First of all I would like to touch upon your mention of the myth "that boats build in the late 70's, early 80's were built a bit better since no-one really had the feel for how much fiberglass
should be used and the older boats tended to be "Overglassed" where the newer boats had a thinner hull." It is really hogwash. The late 1970's through early 1980's was the worst period for blisters
and generally was the worst period in terms of overall build quality since boats were getting lighter but the engineering had yet to improve.
Then there is the old saw that early boat were heavily built because designers did not know how strong fiberglass was. Earlier boats had heavier hulls for a lot of reasons beyond the myth that designers did not know how strong fiberglass was. Designers knew exactly how strong fiberglass was. The US government
had spent a fortune developing fiberglass information during WWII, and by the early 1950ís, designers had easy access to the design characteristics of fiberglass. (Alberg, for example, was working for the US Government
designing fiberglass composite equipment
when he was hired to design the Triton and Alberg
35) The reason that these hulls on the early boats were as thick as they were had more to do with the early approach to the design of fiberglass boats than a lack of knowledge of the material. Early designers and builders had hoped to use fiberglass as a monocoque structure with a minimal amount (if any) framing to take up interior
On its own, fiberglass laminate does not develop much stiffness and it is very dense. If you simply try to create stiffness in fiberglass it takes a lot of thickness. Early fiberglass boat designers tried to simply use the skin for stiffness with wide spread supports from bulkheads and bunk flats. This lead to incredibly heavy boats and boats that were comparably flexible. (In early designs that were built in both wood and fiberglass, the wooden boats typically weighed the same but were stiffer, stronger, and had higher ballast ratios)
Fiberglass hates to be flexed. Fiberglass is a highly fatigue prone material and over time it looses strength through flexing cycles. A flexible boat may have plenty of reserve strength when new but over time through flexure fiberglass loses this reserve. There are really several things that determine the strength of the hull itself. In simple terms it is the strength of the unsupported hull panel (by 'panel' I mean the area of the hull or deck
between supporting structures) itself, the size of the unsupported panel, the connections to supporting structures and the strength of the supporting structures. These early boats had huge panel sizes compared to those seen as appropriate today.
This fatigue issue is not a minor one.
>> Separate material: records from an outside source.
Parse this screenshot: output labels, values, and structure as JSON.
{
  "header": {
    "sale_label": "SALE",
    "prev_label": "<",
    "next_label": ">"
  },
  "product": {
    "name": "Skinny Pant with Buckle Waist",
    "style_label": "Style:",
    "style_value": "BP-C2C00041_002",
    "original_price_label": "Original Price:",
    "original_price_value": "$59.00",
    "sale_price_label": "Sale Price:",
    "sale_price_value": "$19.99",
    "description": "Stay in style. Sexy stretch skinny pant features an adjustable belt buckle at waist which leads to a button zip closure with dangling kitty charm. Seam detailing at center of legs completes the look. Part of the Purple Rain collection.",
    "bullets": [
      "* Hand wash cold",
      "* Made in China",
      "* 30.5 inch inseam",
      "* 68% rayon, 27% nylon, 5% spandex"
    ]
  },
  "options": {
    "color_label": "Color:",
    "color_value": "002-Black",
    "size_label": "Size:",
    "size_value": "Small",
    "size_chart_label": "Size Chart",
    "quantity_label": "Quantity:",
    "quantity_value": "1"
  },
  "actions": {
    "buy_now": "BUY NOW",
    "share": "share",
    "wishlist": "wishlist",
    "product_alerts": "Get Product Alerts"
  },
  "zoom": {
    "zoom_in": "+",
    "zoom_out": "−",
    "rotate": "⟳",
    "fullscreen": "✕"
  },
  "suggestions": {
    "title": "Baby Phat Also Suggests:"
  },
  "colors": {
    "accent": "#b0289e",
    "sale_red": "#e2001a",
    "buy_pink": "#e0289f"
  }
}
In a study performed by the marine insurance
industry looking at claims on older boats and doing destructive testing on actual portions of older hulls, it was found that many of these earlier boats have suffered a significant loss of ductility and impact resistance. This problem is especially prevalent in heavier uncored boats constructed even as late as the 1980's before internal structural framing systems became the norm. Boats built during the early years of boat building tended to use a lot more resin accelerators than are used today. They also would bulk up the matrix with resin rich laminations (approaching 50/50 ratios rather than the idea 30/70) non-directional fabrics (mat or chopped glass) in order to achieve a desired hull thickness. Resin rich laminates and non-directional materials have been shown to reduce impact resistance and to increase the tendency towards fatigue. The absence of internal framing means that there is greater flexure in these older boats and that this flexure increases fatigue further. Apparently, there are an increasing number of marine insurance
underwriters refusing to insure older boats because of these issues.
As to the specifics of your question, if you are going to go distance cruising with the goal of doing the Bahamas and then beyond you should be considering boats that are designed for that purpose. There certainly are a number of good choices out there. Neither the Hunter 32 (by which I assume that you mean the Hunter Vision 32 with the freestanding aluminum
rig) nor the Bristol 32 are particularly well suited to your plans. The Hunter 32 is designed to be a good coastal cruiser. It has an interior
layout that makes sense when cruising for coastal cruising from anchorage to anchorage but which is not really suitable for offshore
useage; lacking the kind of storage
, seaberths, tankage, handholds, ventilation, cockpit
design etc. that are so essential to a good offshore
cruiser. Hull form wise, the Hunter would tend to have a quick motion that would be quite uncomfortable on the Bahama banks
The Bristol 32 began life as a CCA era race
boat and suffers from all of the issues that is implicit with the excesses of that era. They were tortured to meet a racing rule
and while pretty boats they are miserable boats to sail in either light or heavy conditions. Thier short waterline length means a very uncomfortable motion combined with limited carrying capacity, cramed quarters and poor performance. A better choice would be the later Bristol 31.1, Bristol 34 or Bristol 35 (with the 1970's era 34 being a real favorite of mine).